This sacred trust is why I always recoiled from answering questions about my stance on a given military intervention. It is why I counseled young officers to never let on about their political beliefs for the sake of their compliance with the law and for the impartiality they were bound to show toward their subordinates who may have believed differently. I and other commanders often discussed with military members the sharing of deeply held beliefs through social media. I am a retired senior officer. I fully comprehend and embrace the essence of what former general Dempsey is saying. But he is conflating active service and retired life, and there is where he is dead wrong.

Dempsey says, “Generals and admirals are generals and admirals for life.” I understand why some may wish this to be true, but it is simply not the case. There is no law or regulation that follows senior officers into retirement that governs the relationship to the public they once served and are now a part of. Retirement brings our biggest promotion, to that of “citizen.” While we served we swore to “support and defend the Constitution of the United States.” I ask, what changed after we retired? Shouldn’t every citizen wake and go to sleep with that thought, just as I did for the better part of 25 years and the now-Mr. Dempsey did for far longer?
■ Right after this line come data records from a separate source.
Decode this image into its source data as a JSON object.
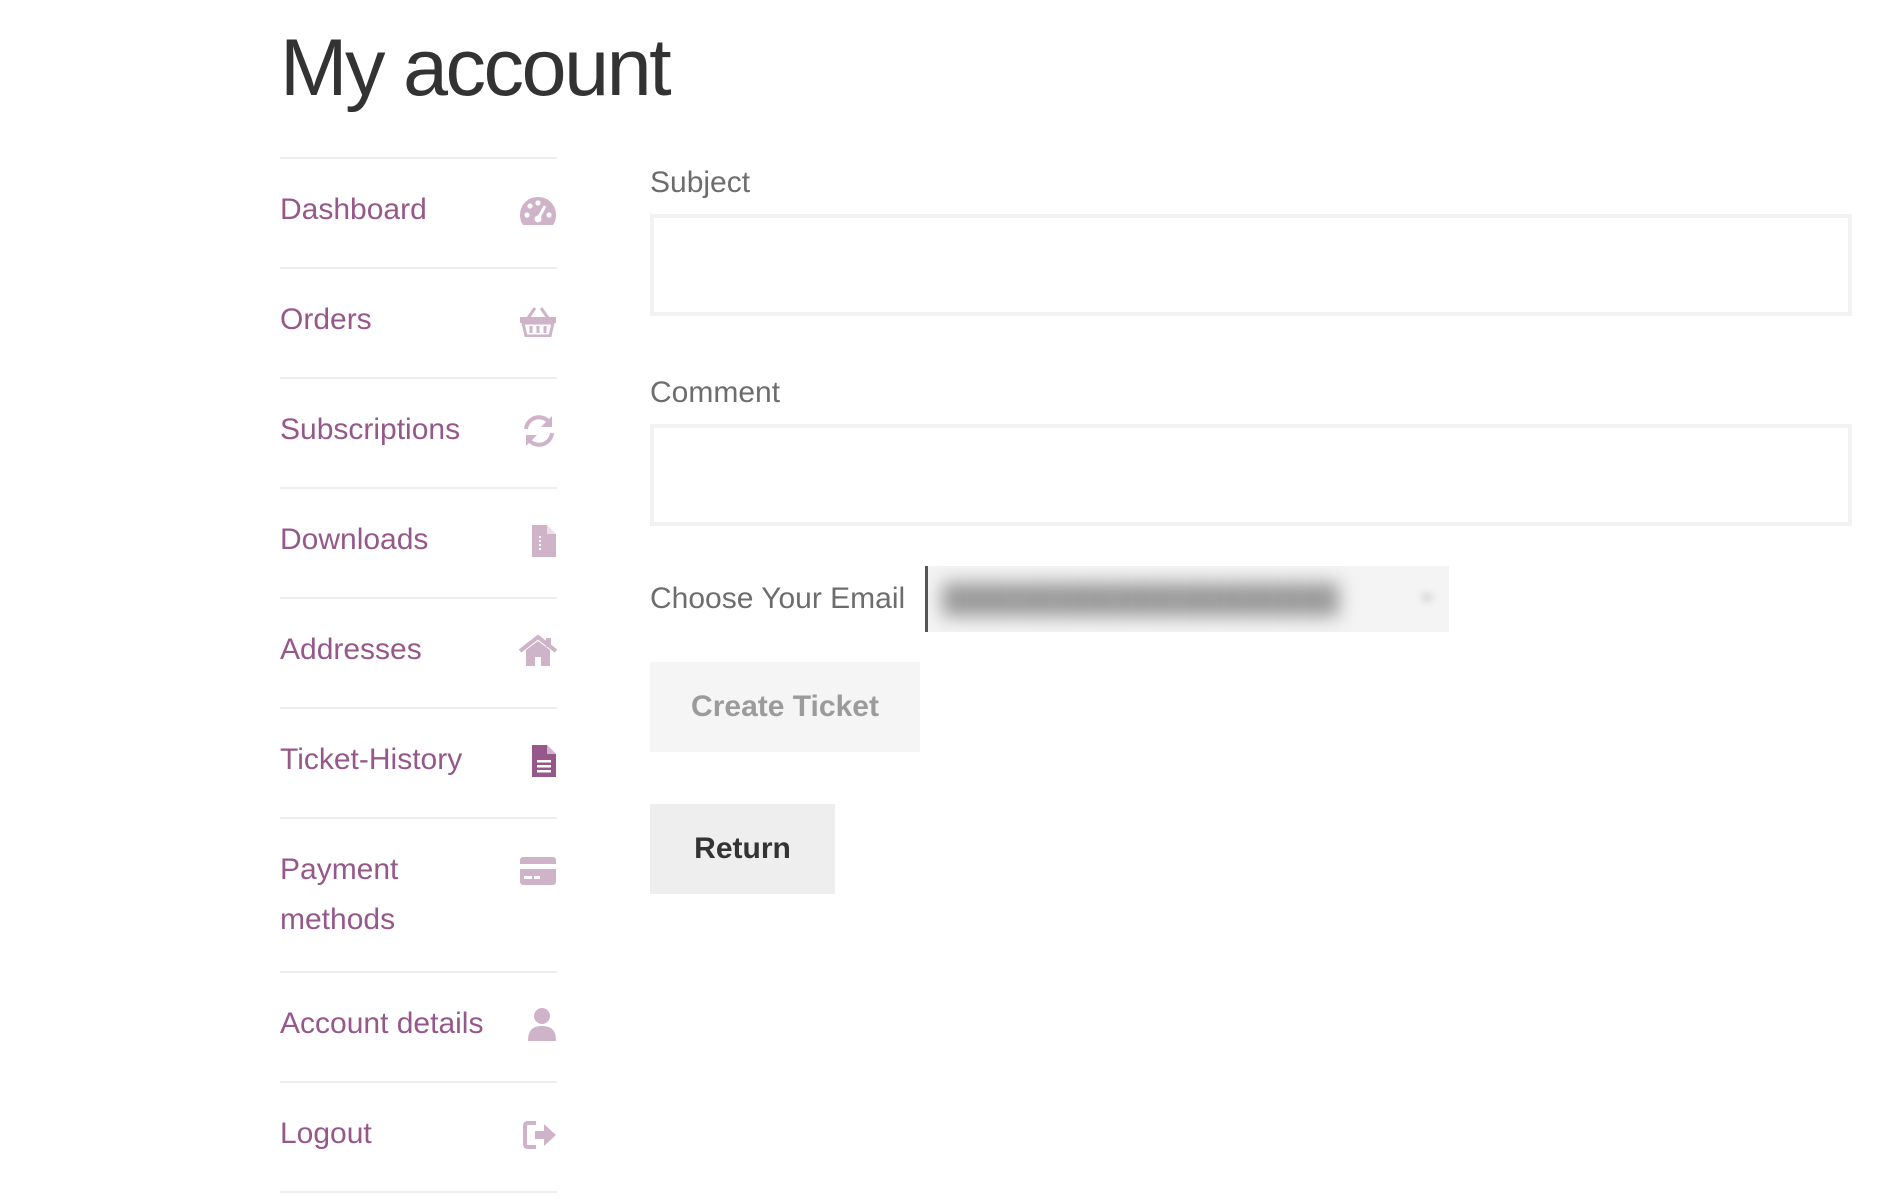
{
  "page": {
    "title": "My account"
  },
  "nav": {
    "items": [
      {
        "label": "Dashboard",
        "icon": "dashboard-icon"
      },
      {
        "label": "Orders",
        "icon": "basket-icon"
      },
      {
        "label": "Subscriptions",
        "icon": "refresh-icon"
      },
      {
        "label": "Downloads",
        "icon": "file-icon"
      },
      {
        "label": "Addresses",
        "icon": "home-icon"
      },
      {
        "label": "Ticket-History",
        "icon": "file-text-icon"
      },
      {
        "label": "Payment methods",
        "icon": "credit-card-icon"
      },
      {
        "label": "Account details",
        "icon": "user-icon"
      },
      {
        "label": "Logout",
        "icon": "sign-out-icon"
      }
    ],
    "active_index": 5
  },
  "form": {
    "subject_label": "Subject",
    "subject_value": "",
    "comment_label": "Comment",
    "comment_value": "",
    "email_label": "Choose Your Email",
    "create_button": "Create Ticket",
    "return_button": "Return"
  },
  "colors": {
    "link": "#96588a",
    "active_icon": "#96588a",
    "label_text": "#6d6d6d"
  }
}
My retirement did not lessen my resolve or my responsibility to defend the republic; it simply changed the character of that service.

While actively serving, certain rights are curtailed to preserve the fragile structure of our civil-military relationship. As Dempsey says, the people choose and “we support.” Where he falters is in saying retired flag officers speaking out have given the candidate who will be elected this fall “…reason to question whether senior military leaders can be trusted to provide honest, non-partisan advise [sic]…” In reality it means nothing of the sort. The character of my service was never defined by the actions of others. Simply because former peers spoke out from a depth of experience few others know while acting in the citizen role they have surely earned, no one should call into question the ability of senior officers still wearing the cloth of their nation to perform their solemn duty. Once out of uniform the senior officer corps no longer bears the responsibility of shielding an unwitting public or its elected officials from their own misperceptions about the personal statements of those who are no longer law-bound to remain apolitical. In a democracy, it is the public’s responsibility to judge the intent, character, and quality of those desiring to enter the public discourse. As Dempsey would agree, it would be inappropriate for active military officers to judge the voters’ choice for president. It is equally inappropriate to assume those same voters cannot separate the responsibilities of a serving senior officer from the freedom of conscience and right of expression of one whose time in uniform has passed.

I am certain that the general officers who spoke at the conventions did so out of a deep sense of duty they still feel to a great nation. We should listen, and let their retired peers speak. We’re strong enough to judge them on their merit and understand the difference between their former responsibilities and current rights. If we are not, it would be well for them to question our worthiness of their service to a cause for which they dedicated the majority of their lives.